=== Section Start ===

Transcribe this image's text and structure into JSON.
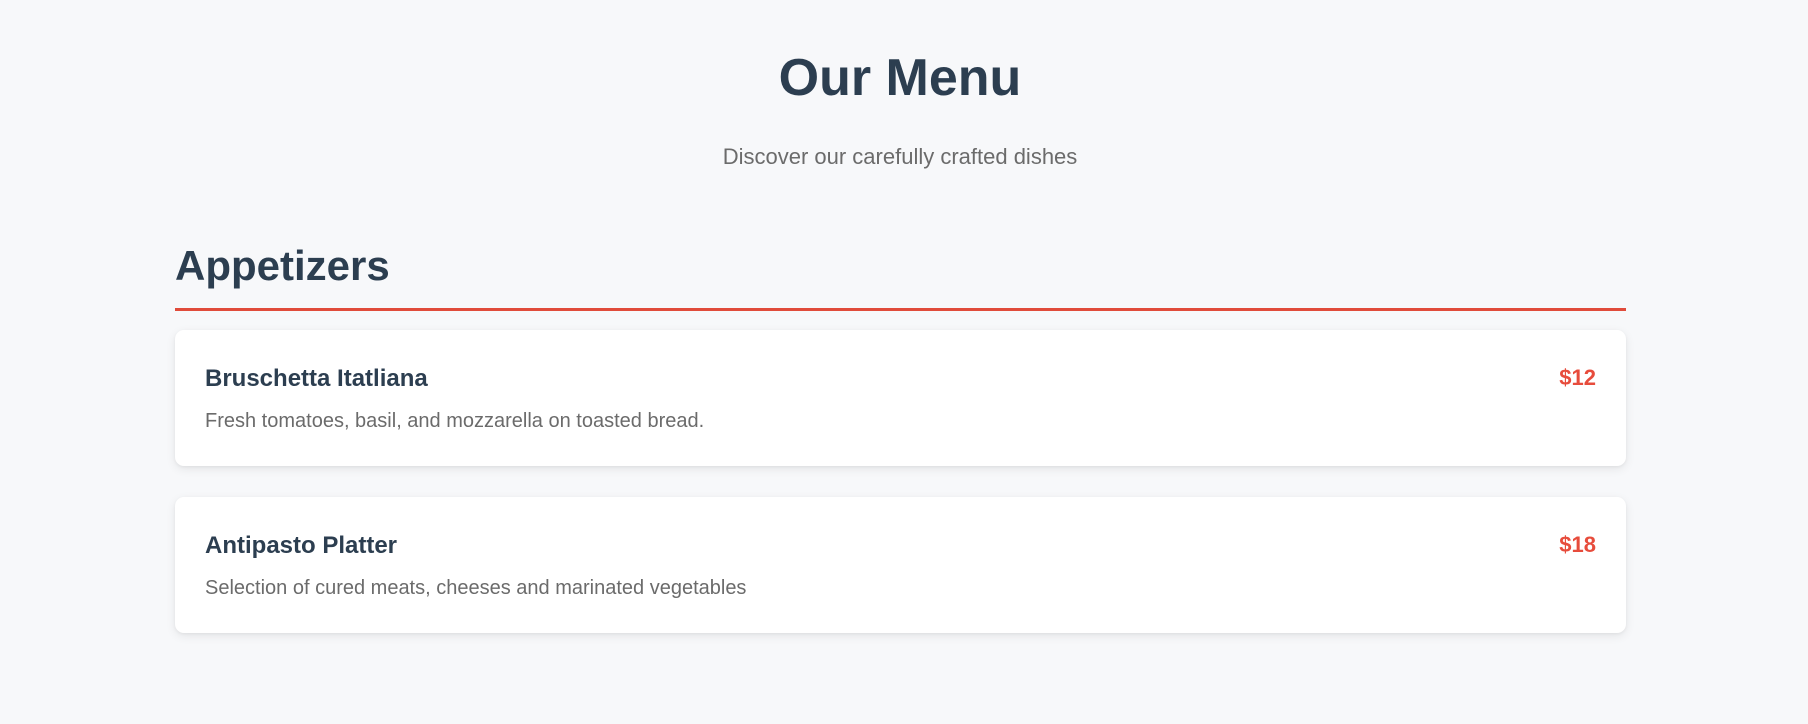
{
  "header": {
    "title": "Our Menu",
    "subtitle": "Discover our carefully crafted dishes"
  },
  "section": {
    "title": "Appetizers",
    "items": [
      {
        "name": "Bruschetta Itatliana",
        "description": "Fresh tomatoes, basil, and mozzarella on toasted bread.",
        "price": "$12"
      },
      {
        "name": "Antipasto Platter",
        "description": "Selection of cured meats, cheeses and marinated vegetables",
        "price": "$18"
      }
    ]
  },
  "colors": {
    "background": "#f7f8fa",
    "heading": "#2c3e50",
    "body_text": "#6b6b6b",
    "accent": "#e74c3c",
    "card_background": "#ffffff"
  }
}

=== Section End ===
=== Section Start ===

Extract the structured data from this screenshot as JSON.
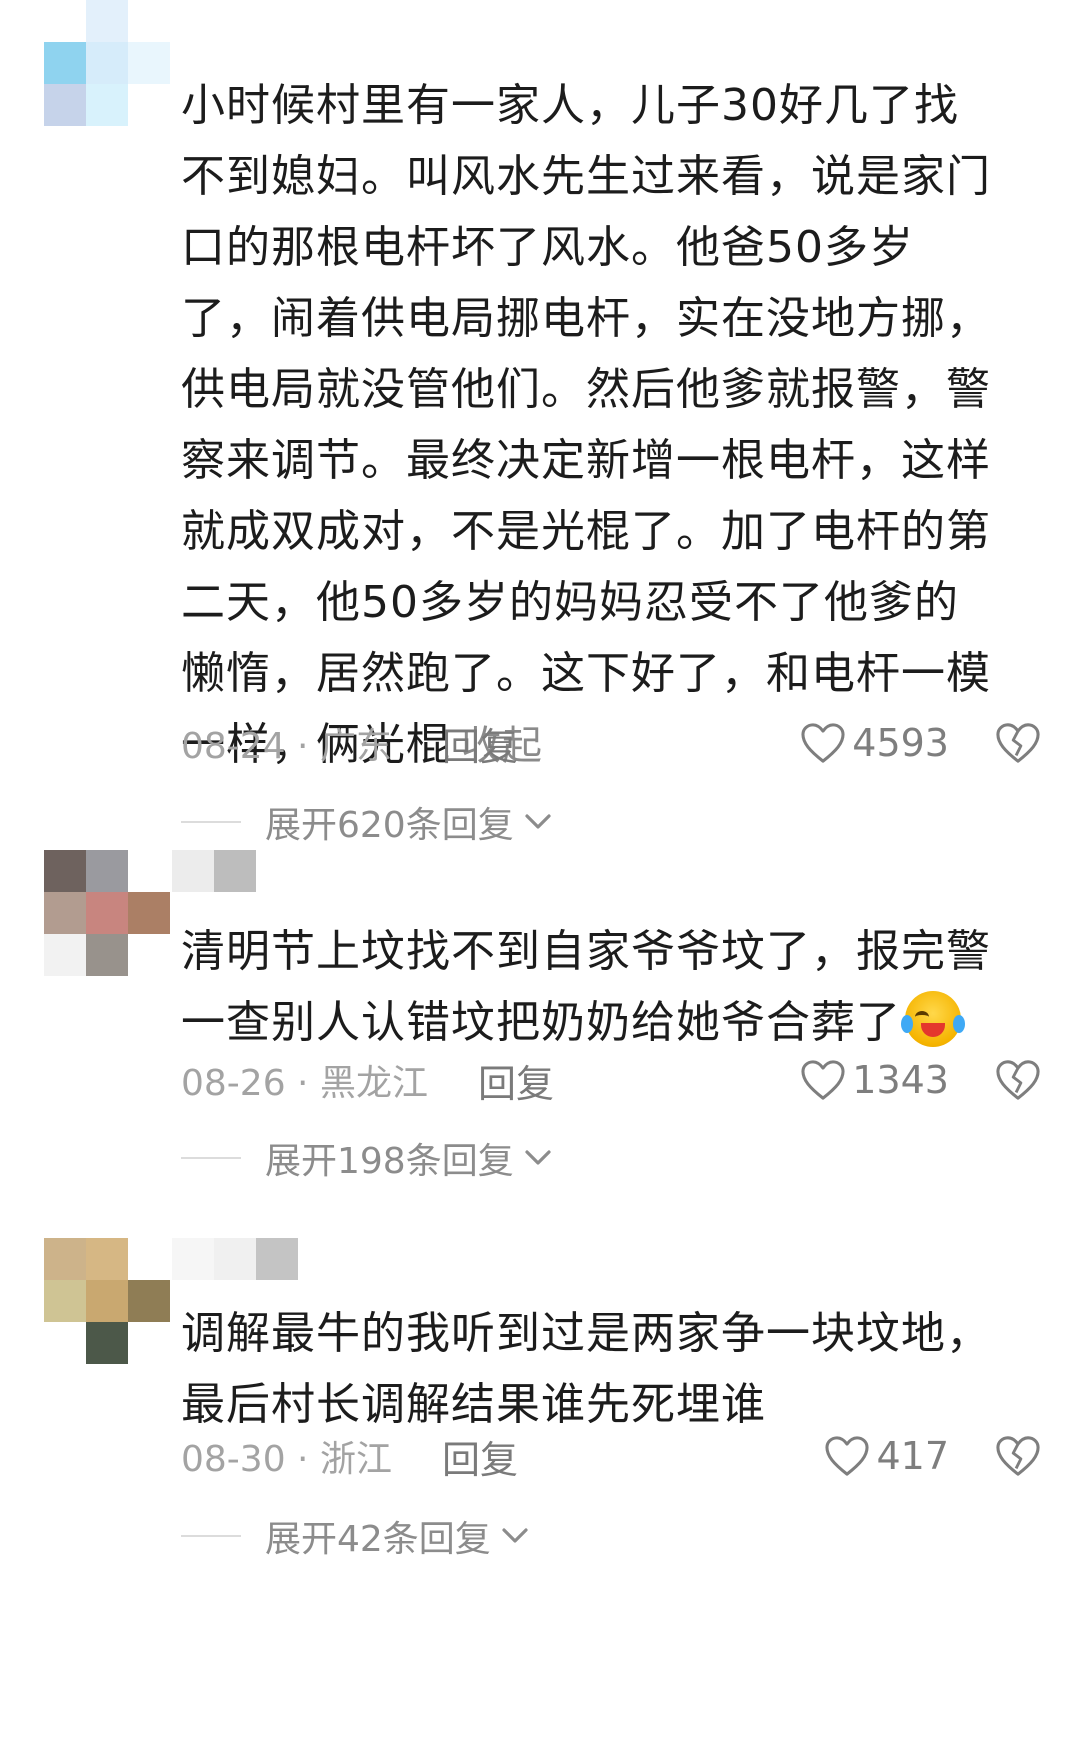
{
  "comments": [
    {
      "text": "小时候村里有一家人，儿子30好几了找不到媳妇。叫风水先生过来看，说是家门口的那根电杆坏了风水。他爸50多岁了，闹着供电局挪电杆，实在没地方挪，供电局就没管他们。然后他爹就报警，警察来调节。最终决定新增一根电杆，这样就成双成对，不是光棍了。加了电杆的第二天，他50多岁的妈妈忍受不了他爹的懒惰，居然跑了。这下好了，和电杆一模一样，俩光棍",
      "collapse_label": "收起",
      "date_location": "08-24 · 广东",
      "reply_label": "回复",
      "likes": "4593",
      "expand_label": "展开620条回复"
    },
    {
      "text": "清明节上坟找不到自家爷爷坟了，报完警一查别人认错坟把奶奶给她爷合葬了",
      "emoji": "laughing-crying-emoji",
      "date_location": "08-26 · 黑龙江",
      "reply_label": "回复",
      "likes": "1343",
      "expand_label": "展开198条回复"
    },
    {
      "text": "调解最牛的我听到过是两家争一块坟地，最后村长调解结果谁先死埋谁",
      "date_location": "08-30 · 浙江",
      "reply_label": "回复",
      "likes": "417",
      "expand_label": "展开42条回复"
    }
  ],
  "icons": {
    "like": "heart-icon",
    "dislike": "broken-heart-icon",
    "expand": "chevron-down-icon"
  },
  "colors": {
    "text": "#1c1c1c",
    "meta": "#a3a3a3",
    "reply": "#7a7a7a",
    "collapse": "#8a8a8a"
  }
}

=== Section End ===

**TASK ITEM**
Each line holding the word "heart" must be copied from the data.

**THE ANSWER**
    "like": "heart-icon",
    "dislike": "broken-heart-icon",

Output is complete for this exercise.